A Motion to withdraw indicates that the attorney thinks that his client is going to perjure himself, this is in the press, the weekend before the lawyer is trying to pick the jury in this case. So as you can imagine, it was all over the press, the talking as we were saying, he got to be that he thinks he is going to lie and after this trial was over, the lawyer admitted that was some of the issues with the client so this happens, big surprise.
Mom files a grievance against her son’s lawyer. So you try to dissuade him, you try to file your motion to withdraw but if it’s a highly publicized big media show, file it in camera so that you can reveal that the perjury is going to occur.
So the steps that we have to take as you got to record your efforts that you tried to persuade your client to not commit perjury. This is where Richard Anderson says, it’s a good idea to get another lawyer to come talk your client, so his bar license will be on the line. But it is good advice to have somebody else document that you tried to talk him out of it. File your motion to withdraw under 1.15 you can say that rules of professional conduct require it. Under B it says you are entitled to withdraw if the client is asking you to commit a crime or fraud or trying to use the lawyer to perpetrate a crime or fraud but the one most often you use and the one that makes the most is 7.
Other good cause exists including professional considerations that require my termination. That’s the best language to use, yes it’s the vague ethical issues. Yes it telegraphs to the judge or client’s going to commit perjury but you will keep your bar license.
So Nix v. Whiteside is a big SC case exactly on point about this; In that case the lawyer talked the client out of testifying by telling him if you commit perjury I am going to withdraw and I am going to tell the court.

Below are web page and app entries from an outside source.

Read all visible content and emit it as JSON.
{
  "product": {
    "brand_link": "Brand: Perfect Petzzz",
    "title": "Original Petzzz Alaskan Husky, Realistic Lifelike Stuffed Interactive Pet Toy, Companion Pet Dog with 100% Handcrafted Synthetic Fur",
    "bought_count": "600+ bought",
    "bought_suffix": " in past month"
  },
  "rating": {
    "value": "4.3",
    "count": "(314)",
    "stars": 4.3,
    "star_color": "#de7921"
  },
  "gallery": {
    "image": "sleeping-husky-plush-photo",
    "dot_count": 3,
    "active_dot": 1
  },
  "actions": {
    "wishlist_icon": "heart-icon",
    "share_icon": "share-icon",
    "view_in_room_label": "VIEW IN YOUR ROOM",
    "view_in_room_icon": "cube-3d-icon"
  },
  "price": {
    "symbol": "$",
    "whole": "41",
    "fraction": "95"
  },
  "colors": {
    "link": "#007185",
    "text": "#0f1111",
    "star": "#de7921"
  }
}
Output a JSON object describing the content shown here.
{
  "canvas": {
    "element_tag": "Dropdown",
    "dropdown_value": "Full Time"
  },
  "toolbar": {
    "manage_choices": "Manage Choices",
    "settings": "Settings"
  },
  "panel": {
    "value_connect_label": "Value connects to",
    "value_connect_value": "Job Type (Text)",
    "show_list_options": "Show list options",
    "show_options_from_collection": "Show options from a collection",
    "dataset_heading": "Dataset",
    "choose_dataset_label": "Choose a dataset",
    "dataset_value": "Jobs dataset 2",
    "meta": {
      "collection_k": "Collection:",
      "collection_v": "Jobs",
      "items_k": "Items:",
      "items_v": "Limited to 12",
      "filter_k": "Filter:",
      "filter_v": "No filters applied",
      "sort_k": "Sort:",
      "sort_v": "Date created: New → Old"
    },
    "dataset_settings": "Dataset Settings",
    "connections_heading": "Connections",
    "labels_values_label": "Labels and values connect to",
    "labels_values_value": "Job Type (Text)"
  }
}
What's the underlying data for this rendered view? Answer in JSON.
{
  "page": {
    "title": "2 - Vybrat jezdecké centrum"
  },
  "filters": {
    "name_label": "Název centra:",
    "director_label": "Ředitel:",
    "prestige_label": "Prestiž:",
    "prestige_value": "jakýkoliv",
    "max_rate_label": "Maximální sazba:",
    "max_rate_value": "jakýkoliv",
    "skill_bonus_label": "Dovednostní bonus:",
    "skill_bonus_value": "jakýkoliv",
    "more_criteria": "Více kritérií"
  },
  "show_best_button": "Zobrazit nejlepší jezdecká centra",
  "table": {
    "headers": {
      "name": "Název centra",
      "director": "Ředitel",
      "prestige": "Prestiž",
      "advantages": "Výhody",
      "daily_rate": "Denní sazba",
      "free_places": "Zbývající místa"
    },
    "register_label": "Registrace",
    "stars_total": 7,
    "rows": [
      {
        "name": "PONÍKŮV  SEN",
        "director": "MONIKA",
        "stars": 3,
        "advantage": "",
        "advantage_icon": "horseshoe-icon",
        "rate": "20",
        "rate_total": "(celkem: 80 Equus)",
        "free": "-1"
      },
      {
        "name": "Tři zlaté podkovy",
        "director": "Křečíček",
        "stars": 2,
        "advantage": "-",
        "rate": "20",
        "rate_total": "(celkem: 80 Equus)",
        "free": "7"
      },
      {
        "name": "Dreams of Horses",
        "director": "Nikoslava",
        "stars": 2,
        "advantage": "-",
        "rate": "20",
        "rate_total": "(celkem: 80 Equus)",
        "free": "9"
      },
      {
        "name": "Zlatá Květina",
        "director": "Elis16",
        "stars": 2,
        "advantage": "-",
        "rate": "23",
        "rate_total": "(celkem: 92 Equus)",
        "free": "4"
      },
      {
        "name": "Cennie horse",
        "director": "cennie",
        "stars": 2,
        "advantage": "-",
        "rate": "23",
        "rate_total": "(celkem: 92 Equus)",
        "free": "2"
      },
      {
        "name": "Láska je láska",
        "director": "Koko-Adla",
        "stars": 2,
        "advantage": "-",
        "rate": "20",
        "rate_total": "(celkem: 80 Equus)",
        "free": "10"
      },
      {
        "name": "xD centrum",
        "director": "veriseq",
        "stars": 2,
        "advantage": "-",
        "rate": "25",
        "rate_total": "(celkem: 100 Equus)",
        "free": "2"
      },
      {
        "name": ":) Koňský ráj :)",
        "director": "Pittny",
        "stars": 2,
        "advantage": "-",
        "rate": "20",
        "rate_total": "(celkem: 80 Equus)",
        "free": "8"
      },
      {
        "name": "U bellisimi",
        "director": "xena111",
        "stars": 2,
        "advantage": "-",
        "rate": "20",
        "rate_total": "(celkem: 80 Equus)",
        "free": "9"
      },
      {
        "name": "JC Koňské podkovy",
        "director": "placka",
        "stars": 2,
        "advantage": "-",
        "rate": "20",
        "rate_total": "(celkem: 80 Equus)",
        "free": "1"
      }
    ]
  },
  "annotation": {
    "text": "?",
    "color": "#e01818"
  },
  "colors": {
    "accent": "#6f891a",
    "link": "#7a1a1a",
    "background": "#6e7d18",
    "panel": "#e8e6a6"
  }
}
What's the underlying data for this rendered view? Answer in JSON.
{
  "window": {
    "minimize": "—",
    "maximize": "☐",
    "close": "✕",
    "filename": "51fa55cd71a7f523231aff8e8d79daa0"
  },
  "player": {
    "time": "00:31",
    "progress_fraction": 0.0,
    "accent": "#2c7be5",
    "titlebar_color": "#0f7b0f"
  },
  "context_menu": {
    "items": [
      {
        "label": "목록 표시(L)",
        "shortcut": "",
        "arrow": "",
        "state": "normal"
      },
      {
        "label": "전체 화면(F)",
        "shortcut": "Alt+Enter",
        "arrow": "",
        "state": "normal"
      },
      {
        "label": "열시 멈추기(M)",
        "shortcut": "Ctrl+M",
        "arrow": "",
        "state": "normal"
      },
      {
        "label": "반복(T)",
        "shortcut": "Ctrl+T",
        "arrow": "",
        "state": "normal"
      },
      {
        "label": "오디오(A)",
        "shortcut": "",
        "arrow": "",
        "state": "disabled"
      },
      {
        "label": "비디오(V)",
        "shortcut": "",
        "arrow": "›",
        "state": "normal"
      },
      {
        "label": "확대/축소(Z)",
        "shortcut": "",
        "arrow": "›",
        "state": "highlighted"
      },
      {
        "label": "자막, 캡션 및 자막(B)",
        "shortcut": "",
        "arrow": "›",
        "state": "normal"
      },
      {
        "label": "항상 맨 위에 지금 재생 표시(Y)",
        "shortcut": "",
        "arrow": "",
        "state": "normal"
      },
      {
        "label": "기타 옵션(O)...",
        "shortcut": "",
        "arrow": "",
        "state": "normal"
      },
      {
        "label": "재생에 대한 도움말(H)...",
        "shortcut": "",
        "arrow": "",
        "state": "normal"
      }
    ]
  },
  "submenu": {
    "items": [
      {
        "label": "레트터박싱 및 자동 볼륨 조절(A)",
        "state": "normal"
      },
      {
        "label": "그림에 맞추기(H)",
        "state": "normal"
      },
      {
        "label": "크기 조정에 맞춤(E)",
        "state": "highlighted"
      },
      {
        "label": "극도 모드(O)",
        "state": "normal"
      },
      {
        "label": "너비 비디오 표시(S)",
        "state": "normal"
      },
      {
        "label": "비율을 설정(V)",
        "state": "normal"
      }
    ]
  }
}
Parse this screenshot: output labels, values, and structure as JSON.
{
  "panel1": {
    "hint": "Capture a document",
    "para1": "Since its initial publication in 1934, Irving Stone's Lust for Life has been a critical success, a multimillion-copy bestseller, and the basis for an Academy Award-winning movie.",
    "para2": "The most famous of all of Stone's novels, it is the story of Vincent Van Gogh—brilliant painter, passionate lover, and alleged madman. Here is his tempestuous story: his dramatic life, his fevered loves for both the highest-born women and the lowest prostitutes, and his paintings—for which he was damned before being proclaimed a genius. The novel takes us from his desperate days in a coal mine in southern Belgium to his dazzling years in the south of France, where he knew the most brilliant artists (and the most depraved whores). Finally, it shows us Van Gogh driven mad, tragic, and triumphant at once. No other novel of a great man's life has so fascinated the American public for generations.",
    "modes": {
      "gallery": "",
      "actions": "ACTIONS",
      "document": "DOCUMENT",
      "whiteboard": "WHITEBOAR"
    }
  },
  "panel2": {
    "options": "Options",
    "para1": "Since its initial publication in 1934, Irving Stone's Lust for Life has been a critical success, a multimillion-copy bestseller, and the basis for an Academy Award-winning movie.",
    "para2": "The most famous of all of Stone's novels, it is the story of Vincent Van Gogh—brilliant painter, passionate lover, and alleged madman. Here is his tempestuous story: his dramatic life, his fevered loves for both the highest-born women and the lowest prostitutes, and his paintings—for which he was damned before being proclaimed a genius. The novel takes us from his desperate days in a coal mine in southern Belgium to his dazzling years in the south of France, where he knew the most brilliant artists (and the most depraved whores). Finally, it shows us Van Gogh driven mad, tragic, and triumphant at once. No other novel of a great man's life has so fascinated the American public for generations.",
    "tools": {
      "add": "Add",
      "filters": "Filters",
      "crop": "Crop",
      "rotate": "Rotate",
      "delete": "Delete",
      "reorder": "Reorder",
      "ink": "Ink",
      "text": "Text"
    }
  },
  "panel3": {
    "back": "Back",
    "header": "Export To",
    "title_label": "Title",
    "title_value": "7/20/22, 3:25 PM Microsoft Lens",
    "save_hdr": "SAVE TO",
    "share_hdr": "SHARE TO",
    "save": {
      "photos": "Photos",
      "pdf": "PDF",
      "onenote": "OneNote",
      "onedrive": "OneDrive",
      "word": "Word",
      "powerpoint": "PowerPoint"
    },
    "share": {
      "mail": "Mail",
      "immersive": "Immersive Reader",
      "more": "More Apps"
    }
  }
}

Well the client was convicted, did not testify, was convicted and filed writs of ineffective assistance of counsel saying he was denied his right to a lawyer because his lawyer was threating him.
The court said “no this is not ineffective assistance of counsel and that the attorney acted properly”. You have the right to tell your client you have to withdraw, you have the right to tell him you have to reveal the perjury.
So the same rule applies in Texas, rule 1.05; the lawyer is excused from the rules of confidentiality and he can reveal the perjury to the court to prevent a fraud on the court. So what are the duties of a prosecutor under the Texas rules, we have specific prosecutor duties 3.09 but also all the rules of Professional Conduct apply to our prosecutors even though they think they may not, they do apply. They have the ethical duty in representing these victims in protective orders but did they have the same sort of conflict when they were turning around and representing them and prosecuting the criminal case.
1.02 states that a lawyer must abide by the client’s decision. Well this only comes in to play right after she’s got in the protective order and then she doesn’t want to cooperate. She doesn’t want the criminal case to go forward. She doesn’t want to testify. This is putting the prosecutor’s office and an ethical bind. So they try to obtain valid waivers but can they really limit their representation and this waiver of conflict of interest has to be after full disclosure and consent and as we know it says that even then the lawyer is not excludes it from conflict rules if the lawyer reasonably believes that the client will be materially affected.
Again she is going to say “I don’t want this criminal case to go forward”. This is a huge dilemma for prosecutor’s offices. They also have some specific rules in the code of criminal procedure that state they can’t dismissed or delayed the criminal case for a civil case. Specifically I heard testified in the legislature that there were some prosecutors who would not file family violence cases till the divorce has been filed, that’s in the code that that’s not legal and that decision to follow protective order and it has to be made without regard whether they is a criminal complaint.[Audio Ends]